Exercise prompt = Scan the listing that follows and report how many lines contain "denne". Write the number alone.

##### Data extracts

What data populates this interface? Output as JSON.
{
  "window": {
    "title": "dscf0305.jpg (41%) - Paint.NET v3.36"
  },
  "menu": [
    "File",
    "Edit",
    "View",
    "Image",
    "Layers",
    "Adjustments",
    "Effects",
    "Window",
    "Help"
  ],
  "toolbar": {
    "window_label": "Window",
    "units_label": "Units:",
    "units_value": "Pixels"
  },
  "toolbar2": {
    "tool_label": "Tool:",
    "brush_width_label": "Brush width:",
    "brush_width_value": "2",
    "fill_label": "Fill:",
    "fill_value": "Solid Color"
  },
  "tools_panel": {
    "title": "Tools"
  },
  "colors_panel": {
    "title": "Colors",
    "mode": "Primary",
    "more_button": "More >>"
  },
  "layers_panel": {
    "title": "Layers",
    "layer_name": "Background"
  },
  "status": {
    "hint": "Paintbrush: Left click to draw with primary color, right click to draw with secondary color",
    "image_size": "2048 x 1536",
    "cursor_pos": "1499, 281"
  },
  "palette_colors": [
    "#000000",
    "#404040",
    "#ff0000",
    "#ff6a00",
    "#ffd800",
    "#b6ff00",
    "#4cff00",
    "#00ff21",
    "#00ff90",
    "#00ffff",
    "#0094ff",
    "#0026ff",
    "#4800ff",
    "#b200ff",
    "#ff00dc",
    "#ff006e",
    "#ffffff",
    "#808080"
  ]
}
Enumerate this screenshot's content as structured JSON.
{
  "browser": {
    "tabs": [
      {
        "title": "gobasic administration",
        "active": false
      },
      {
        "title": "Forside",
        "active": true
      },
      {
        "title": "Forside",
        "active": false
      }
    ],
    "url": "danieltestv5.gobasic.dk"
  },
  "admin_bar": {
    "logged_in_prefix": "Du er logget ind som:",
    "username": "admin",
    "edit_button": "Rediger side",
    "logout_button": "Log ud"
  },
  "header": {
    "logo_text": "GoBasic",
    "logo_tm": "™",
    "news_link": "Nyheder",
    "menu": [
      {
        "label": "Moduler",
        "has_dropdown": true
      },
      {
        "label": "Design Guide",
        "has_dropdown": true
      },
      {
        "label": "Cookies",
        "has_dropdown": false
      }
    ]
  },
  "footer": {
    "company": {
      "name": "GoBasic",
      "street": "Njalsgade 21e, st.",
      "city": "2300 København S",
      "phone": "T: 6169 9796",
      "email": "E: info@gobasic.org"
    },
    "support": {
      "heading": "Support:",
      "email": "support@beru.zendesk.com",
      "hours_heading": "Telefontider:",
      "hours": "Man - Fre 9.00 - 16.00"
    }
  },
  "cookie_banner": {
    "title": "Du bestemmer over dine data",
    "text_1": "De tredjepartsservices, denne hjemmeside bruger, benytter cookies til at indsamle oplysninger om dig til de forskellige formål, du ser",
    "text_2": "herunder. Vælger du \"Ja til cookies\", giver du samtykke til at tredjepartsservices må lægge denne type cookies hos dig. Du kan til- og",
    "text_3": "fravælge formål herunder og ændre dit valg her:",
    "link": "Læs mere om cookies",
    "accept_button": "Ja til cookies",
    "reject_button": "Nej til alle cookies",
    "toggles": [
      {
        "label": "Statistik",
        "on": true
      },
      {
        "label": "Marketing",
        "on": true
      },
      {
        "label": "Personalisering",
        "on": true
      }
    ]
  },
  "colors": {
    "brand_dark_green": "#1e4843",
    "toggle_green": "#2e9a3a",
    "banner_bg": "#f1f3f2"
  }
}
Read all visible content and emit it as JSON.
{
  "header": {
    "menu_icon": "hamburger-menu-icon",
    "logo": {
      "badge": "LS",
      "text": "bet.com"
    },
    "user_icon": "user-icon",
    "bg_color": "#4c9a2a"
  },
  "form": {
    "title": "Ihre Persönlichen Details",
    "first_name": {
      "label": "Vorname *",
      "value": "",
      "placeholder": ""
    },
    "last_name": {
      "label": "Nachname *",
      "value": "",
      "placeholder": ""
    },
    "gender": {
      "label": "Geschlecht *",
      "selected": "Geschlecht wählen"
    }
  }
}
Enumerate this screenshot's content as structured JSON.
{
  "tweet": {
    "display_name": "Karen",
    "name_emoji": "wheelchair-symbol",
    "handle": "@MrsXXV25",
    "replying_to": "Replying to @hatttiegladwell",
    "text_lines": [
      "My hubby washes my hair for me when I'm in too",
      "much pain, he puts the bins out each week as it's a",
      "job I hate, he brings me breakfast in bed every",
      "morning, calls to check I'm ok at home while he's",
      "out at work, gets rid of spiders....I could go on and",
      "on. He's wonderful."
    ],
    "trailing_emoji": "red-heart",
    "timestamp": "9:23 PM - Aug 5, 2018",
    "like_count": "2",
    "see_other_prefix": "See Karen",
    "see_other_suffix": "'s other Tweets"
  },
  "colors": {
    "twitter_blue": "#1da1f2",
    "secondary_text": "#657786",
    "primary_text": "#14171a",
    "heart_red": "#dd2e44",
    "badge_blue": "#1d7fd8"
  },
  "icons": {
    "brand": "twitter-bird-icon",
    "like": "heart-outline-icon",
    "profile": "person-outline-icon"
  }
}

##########
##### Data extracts

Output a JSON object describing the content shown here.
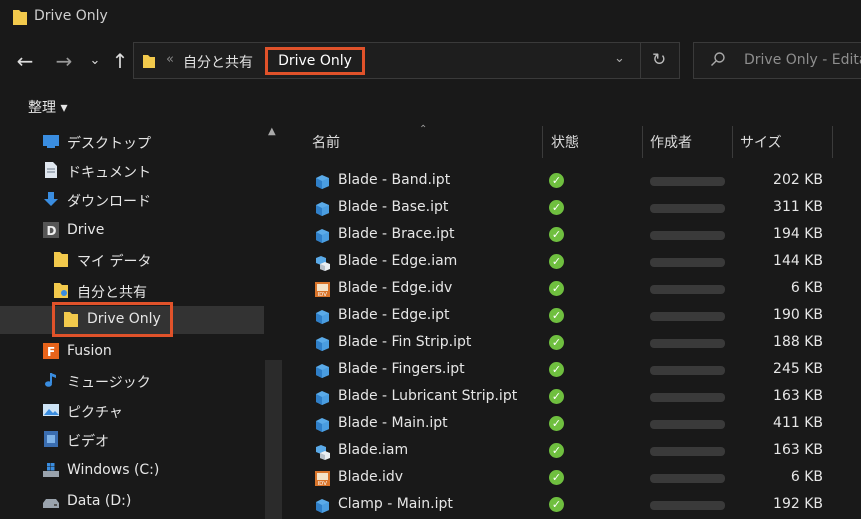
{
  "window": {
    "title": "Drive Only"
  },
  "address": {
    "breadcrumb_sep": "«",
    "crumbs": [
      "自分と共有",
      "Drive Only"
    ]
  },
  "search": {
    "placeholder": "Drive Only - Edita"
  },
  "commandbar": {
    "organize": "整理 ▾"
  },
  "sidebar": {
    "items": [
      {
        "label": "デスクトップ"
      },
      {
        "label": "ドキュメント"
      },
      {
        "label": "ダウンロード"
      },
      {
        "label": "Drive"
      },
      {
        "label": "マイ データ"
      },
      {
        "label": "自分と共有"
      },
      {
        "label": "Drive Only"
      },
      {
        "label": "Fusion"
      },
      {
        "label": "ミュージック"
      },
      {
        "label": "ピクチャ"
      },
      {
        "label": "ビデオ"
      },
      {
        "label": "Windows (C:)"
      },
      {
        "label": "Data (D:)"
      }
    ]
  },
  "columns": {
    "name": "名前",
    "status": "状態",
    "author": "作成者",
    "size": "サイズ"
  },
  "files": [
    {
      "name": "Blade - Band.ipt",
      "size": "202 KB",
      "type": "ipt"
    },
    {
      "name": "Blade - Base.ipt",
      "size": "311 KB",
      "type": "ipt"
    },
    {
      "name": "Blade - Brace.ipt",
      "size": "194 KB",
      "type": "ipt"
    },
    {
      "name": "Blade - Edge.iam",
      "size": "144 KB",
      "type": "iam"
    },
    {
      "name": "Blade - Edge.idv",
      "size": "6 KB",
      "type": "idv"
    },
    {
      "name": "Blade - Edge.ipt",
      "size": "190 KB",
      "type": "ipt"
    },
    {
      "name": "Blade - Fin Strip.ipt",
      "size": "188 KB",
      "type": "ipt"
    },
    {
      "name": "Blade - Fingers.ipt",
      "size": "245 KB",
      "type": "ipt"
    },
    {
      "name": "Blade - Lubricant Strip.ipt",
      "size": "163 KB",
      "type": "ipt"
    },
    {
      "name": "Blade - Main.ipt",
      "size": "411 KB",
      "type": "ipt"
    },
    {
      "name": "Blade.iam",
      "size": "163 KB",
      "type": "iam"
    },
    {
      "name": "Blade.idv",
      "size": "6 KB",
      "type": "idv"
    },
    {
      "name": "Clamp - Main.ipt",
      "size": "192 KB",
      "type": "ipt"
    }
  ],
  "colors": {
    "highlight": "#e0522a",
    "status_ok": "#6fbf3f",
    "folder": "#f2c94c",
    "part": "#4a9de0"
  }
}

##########

Result of the task = 2